§ PROBLEM STATEMENT:
For each line below that holds "Fluchtend", return the line as it stands.

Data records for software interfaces

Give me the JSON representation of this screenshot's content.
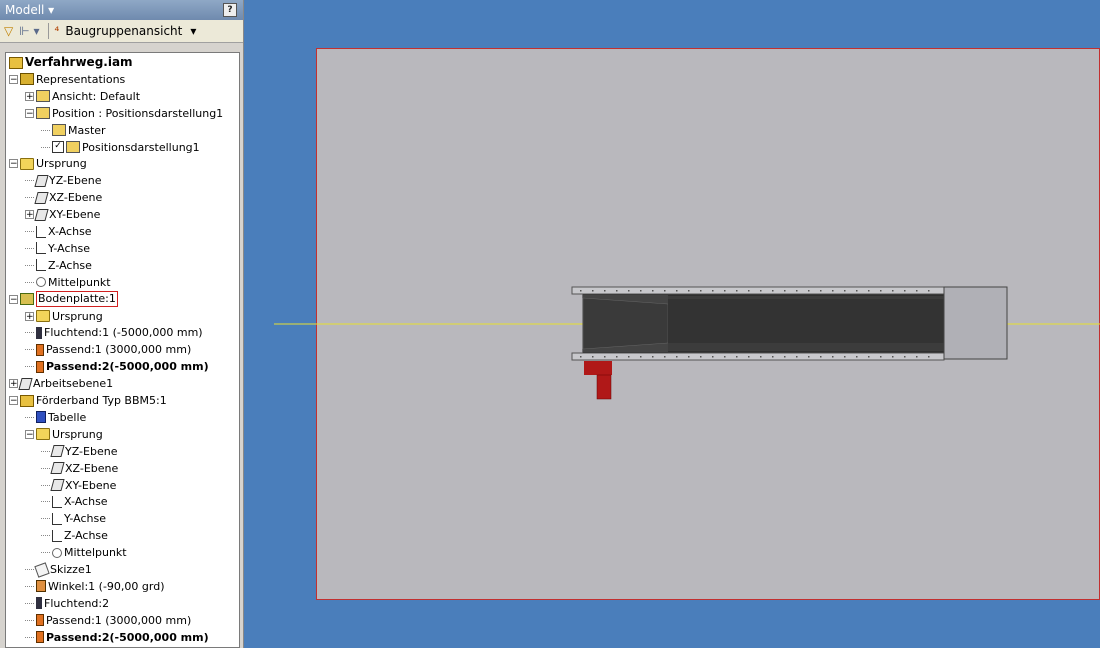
{
  "panel": {
    "title": "Modell ▾",
    "help": "?",
    "toolbar_view": "Baugruppenansicht"
  },
  "tree": [
    {
      "label": "Verfahrweg.iam",
      "icon": "assembly-icon",
      "bold": true,
      "indent": 0
    },
    {
      "label": "Representations",
      "icon": "representations-icon",
      "indent": 0,
      "exp": "-"
    },
    {
      "label": "Ansicht: Default",
      "icon": "view-rep-icon",
      "indent": 1,
      "exp": "+"
    },
    {
      "label": "Position : Positionsdarstellung1",
      "icon": "position-rep-icon",
      "indent": 1,
      "exp": "-"
    },
    {
      "label": "Master",
      "icon": "position-rep-icon",
      "indent": 2
    },
    {
      "label": "Positionsdarstellung1",
      "icon": "position-rep-icon",
      "indent": 2,
      "checked": true
    },
    {
      "label": "Ursprung",
      "icon": "folder-icon",
      "indent": 0,
      "exp": "-"
    },
    {
      "label": "YZ-Ebene",
      "icon": "plane-icon",
      "indent": 1
    },
    {
      "label": "XZ-Ebene",
      "icon": "plane-icon",
      "indent": 1
    },
    {
      "label": "XY-Ebene",
      "icon": "plane-icon",
      "indent": 1,
      "exp": "+"
    },
    {
      "label": "X-Achse",
      "icon": "axis-icon",
      "indent": 1
    },
    {
      "label": "Y-Achse",
      "icon": "axis-icon",
      "indent": 1
    },
    {
      "label": "Z-Achse",
      "icon": "axis-icon",
      "indent": 1
    },
    {
      "label": "Mittelpunkt",
      "icon": "point-icon",
      "indent": 1
    },
    {
      "label": "Bodenplatte:1",
      "icon": "part-icon",
      "indent": 0,
      "exp": "-",
      "highlight": true
    },
    {
      "label": "Ursprung",
      "icon": "folder-icon",
      "indent": 1,
      "exp": "+"
    },
    {
      "label": "Fluchtend:1 (-5000,000 mm)",
      "icon": "flush-constraint-icon",
      "indent": 1
    },
    {
      "label": "Passend:1 (3000,000 mm)",
      "icon": "mate-constraint-icon",
      "indent": 1
    },
    {
      "label": "Passend:2(-5000,000 mm)",
      "icon": "mate-constraint-icon",
      "indent": 1,
      "bold": true
    },
    {
      "label": "Arbeitsebene1",
      "icon": "plane-icon",
      "indent": 0,
      "exp": "+"
    },
    {
      "label": "Förderband Typ BBM5:1",
      "icon": "subassembly-icon",
      "indent": 0,
      "exp": "-"
    },
    {
      "label": "Tabelle",
      "icon": "table-icon",
      "indent": 1
    },
    {
      "label": "Ursprung",
      "icon": "folder-icon",
      "indent": 1,
      "exp": "-"
    },
    {
      "label": "YZ-Ebene",
      "icon": "plane-icon",
      "indent": 2
    },
    {
      "label": "XZ-Ebene",
      "icon": "plane-icon",
      "indent": 2
    },
    {
      "label": "XY-Ebene",
      "icon": "plane-icon",
      "indent": 2
    },
    {
      "label": "X-Achse",
      "icon": "axis-icon",
      "indent": 2
    },
    {
      "label": "Y-Achse",
      "icon": "axis-icon",
      "indent": 2
    },
    {
      "label": "Z-Achse",
      "icon": "axis-icon",
      "indent": 2
    },
    {
      "label": "Mittelpunkt",
      "icon": "point-icon",
      "indent": 2
    },
    {
      "label": "Skizze1",
      "icon": "sketch-icon",
      "indent": 1
    },
    {
      "label": "Winkel:1 (-90,00 grd)",
      "icon": "angle-constraint-icon",
      "indent": 1
    },
    {
      "label": "Fluchtend:2",
      "icon": "flush-constraint-icon",
      "indent": 1
    },
    {
      "label": "Passend:1 (3000,000 mm)",
      "icon": "mate-constraint-icon",
      "indent": 1
    },
    {
      "label": "Passend:2(-5000,000 mm)",
      "icon": "mate-constraint-icon",
      "indent": 1,
      "bold": true
    }
  ],
  "colors": {
    "viewport_bg": "#4a7ebb",
    "sheet": "#b9b8bd",
    "sheet_border": "#c23030",
    "axis_line": "#e8e030",
    "conveyor_dark": "#3c3c3c",
    "conveyor_frame": "#c8c8cc",
    "motor_red": "#b01818"
  }
}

§ YOUR SOLUTION:
      "label": "Fluchtend:1 (-5000,000 mm)",
      "label": "Fluchtend:2",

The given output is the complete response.